The Arctic is warming significantly faster than current climate models account for, fueling extreme heat and the abrupt disappearance of sea ice across the region, a new study by the University of Copenhagen has said.
The latest study says that temperatures rose by 1 degree Celsius every decade over the past 40 years in the Arctic Ocean between Russia, Canada and Europe. In areas between Russia and Norway, temperatures increased by 1.5 degrees every decade over the past 40 years.
“We have been clearly underestimating the rate of temperature increases in the atmosphere nearest to the sea level,” said University of Copenhagen professor Jens Hesselbjerg Christensen, one of the study’s researchers.
That increase, he said, “has ultimately caused sea ice to disappear faster than we had anticipated.”
Arctic sea ice recovery slowed to record levels in 2019 — the second-hottest year on Earth — after bottoming out that summer, according to research.
Previous studies have said that the Arctic has warmed by 0.75 degrees Celsius in the past decade.

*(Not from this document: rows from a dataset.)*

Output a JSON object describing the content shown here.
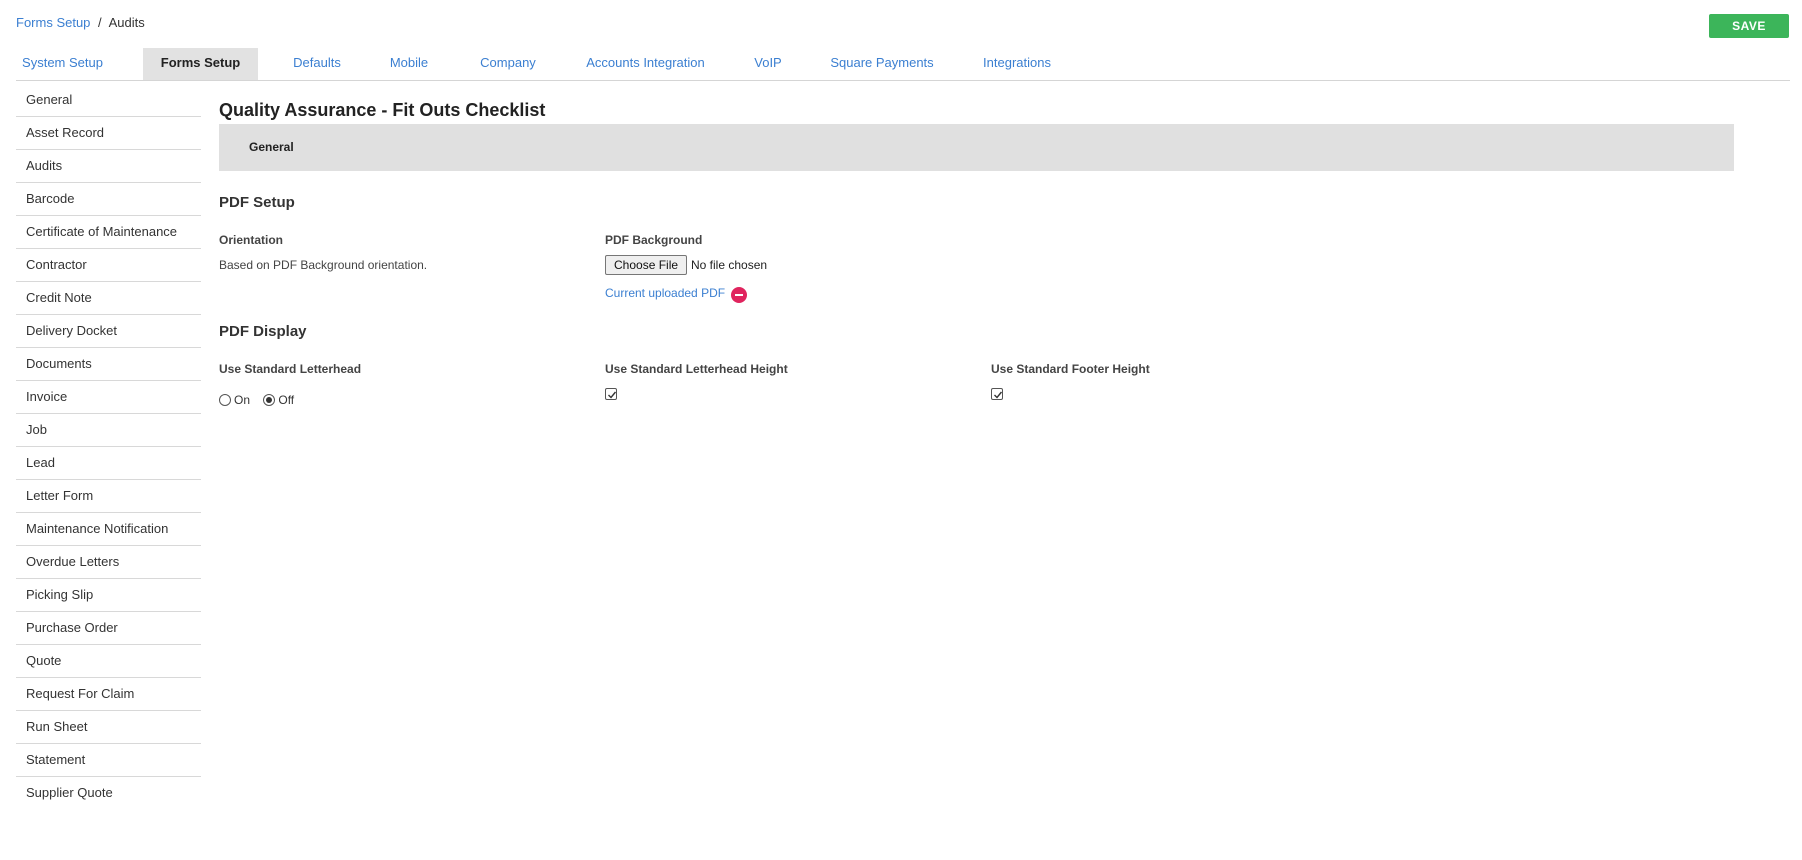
{
  "breadcrumb": {
    "parent": "Forms Setup",
    "separator": "/",
    "current": "Audits"
  },
  "header": {
    "save_label": "SAVE"
  },
  "tabs": [
    {
      "label": "System Setup",
      "active": false
    },
    {
      "label": "Forms Setup",
      "active": true
    },
    {
      "label": "Defaults",
      "active": false
    },
    {
      "label": "Mobile",
      "active": false
    },
    {
      "label": "Company",
      "active": false
    },
    {
      "label": "Accounts Integration",
      "active": false
    },
    {
      "label": "VoIP",
      "active": false
    },
    {
      "label": "Square Payments",
      "active": false
    },
    {
      "label": "Integrations",
      "active": false
    }
  ],
  "sidebar": {
    "items": [
      {
        "label": "General"
      },
      {
        "label": "Asset Record"
      },
      {
        "label": "Audits"
      },
      {
        "label": "Barcode"
      },
      {
        "label": "Certificate of Maintenance"
      },
      {
        "label": "Contractor"
      },
      {
        "label": "Credit Note"
      },
      {
        "label": "Delivery Docket"
      },
      {
        "label": "Documents"
      },
      {
        "label": "Invoice"
      },
      {
        "label": "Job"
      },
      {
        "label": "Lead"
      },
      {
        "label": "Letter Form"
      },
      {
        "label": "Maintenance Notification"
      },
      {
        "label": "Overdue Letters"
      },
      {
        "label": "Picking Slip"
      },
      {
        "label": "Purchase Order"
      },
      {
        "label": "Quote"
      },
      {
        "label": "Request For Claim"
      },
      {
        "label": "Run Sheet"
      },
      {
        "label": "Statement"
      },
      {
        "label": "Supplier Quote"
      }
    ]
  },
  "main": {
    "title": "Quality Assurance - Fit Outs Checklist",
    "section_tab": "General",
    "pdf_setup": {
      "heading": "PDF Setup",
      "orientation_label": "Orientation",
      "orientation_text": "Based on PDF Background orientation.",
      "background_label": "PDF Background",
      "choose_file_label": "Choose File",
      "file_status": "No file chosen",
      "current_pdf_link": "Current uploaded PDF"
    },
    "pdf_display": {
      "heading": "PDF Display",
      "letterhead_label": "Use Standard Letterhead",
      "letterhead_on": "On",
      "letterhead_off": "Off",
      "letterhead_selected": "Off",
      "letterhead_height_label": "Use Standard Letterhead Height",
      "letterhead_height_checked": true,
      "footer_height_label": "Use Standard Footer Height",
      "footer_height_checked": true
    }
  },
  "colors": {
    "accent_link": "#3b7fd1",
    "save_button": "#3cb55a",
    "remove_icon": "#e0245e",
    "section_bar": "#e0e0e0"
  }
}
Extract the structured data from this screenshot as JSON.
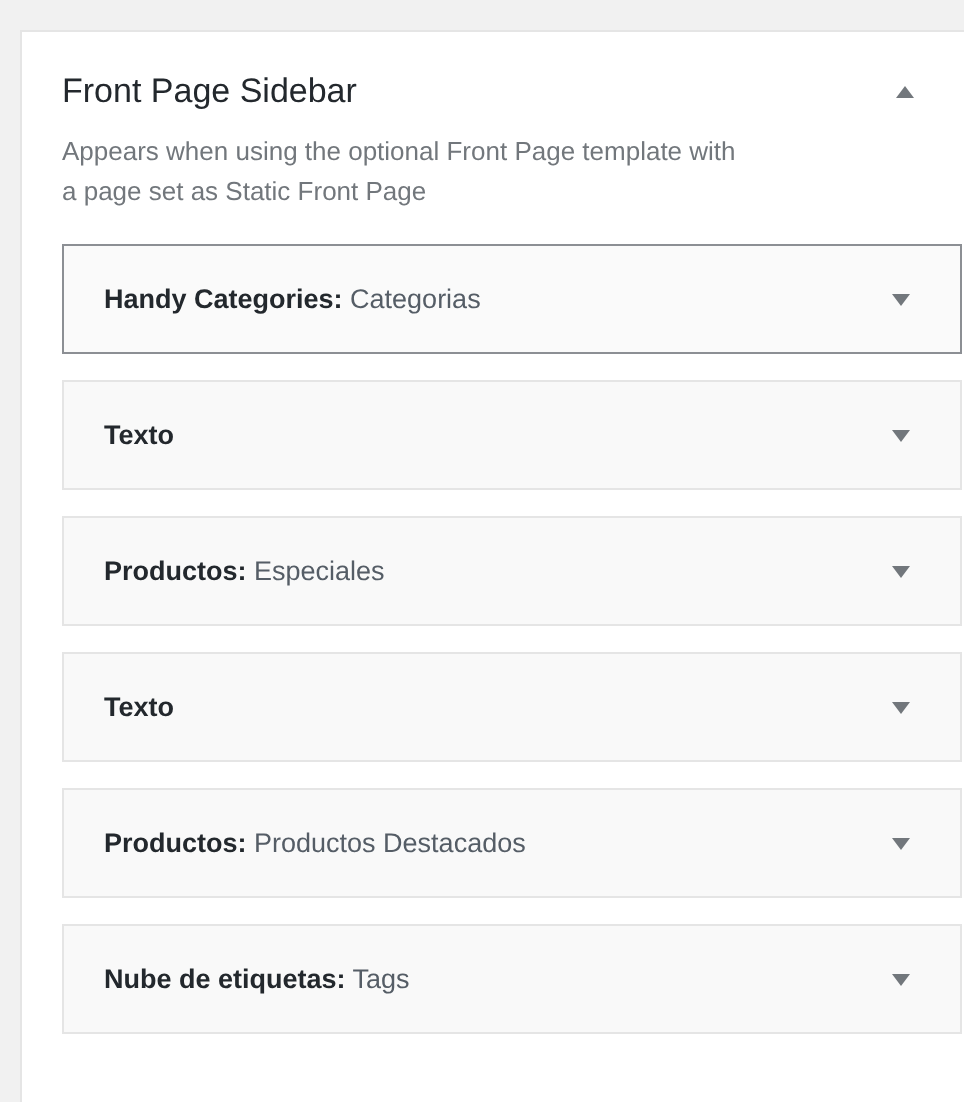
{
  "sidebar": {
    "title": "Front Page Sidebar",
    "expanded": true,
    "description": "Appears when using the optional Front Page template with a page set as Static Front Page",
    "widgets": [
      {
        "label": "**Handy Categories:** Categorias",
        "selected": true
      },
      {
        "label": "**Texto**",
        "selected": false
      },
      {
        "label": "**Productos:** Especiales",
        "selected": false
      },
      {
        "label": "**Texto**",
        "selected": false
      },
      {
        "label": "**Productos:** Productos Destacados",
        "selected": false
      },
      {
        "label": "**Nube de etiquetas:** Tags",
        "selected": false
      }
    ]
  }
}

Those studies predicted the total disappearance of ice in the Arctic Ocean within 20 years.
“Changes are occurring so rapidly during the summer months that sea ice is likely to disappear faster than most climate models have ever predicted,” Christensen said in the latest study.
Russia is warming 2.5 times faster than the rest of the world due to its vast Arctic territories.
The Russian Arctic set “fantastical” heat records in June due to climate change, with abnormal tundra fires and rapid permafrost melt seen across the region, the head of Russia's weather service has said.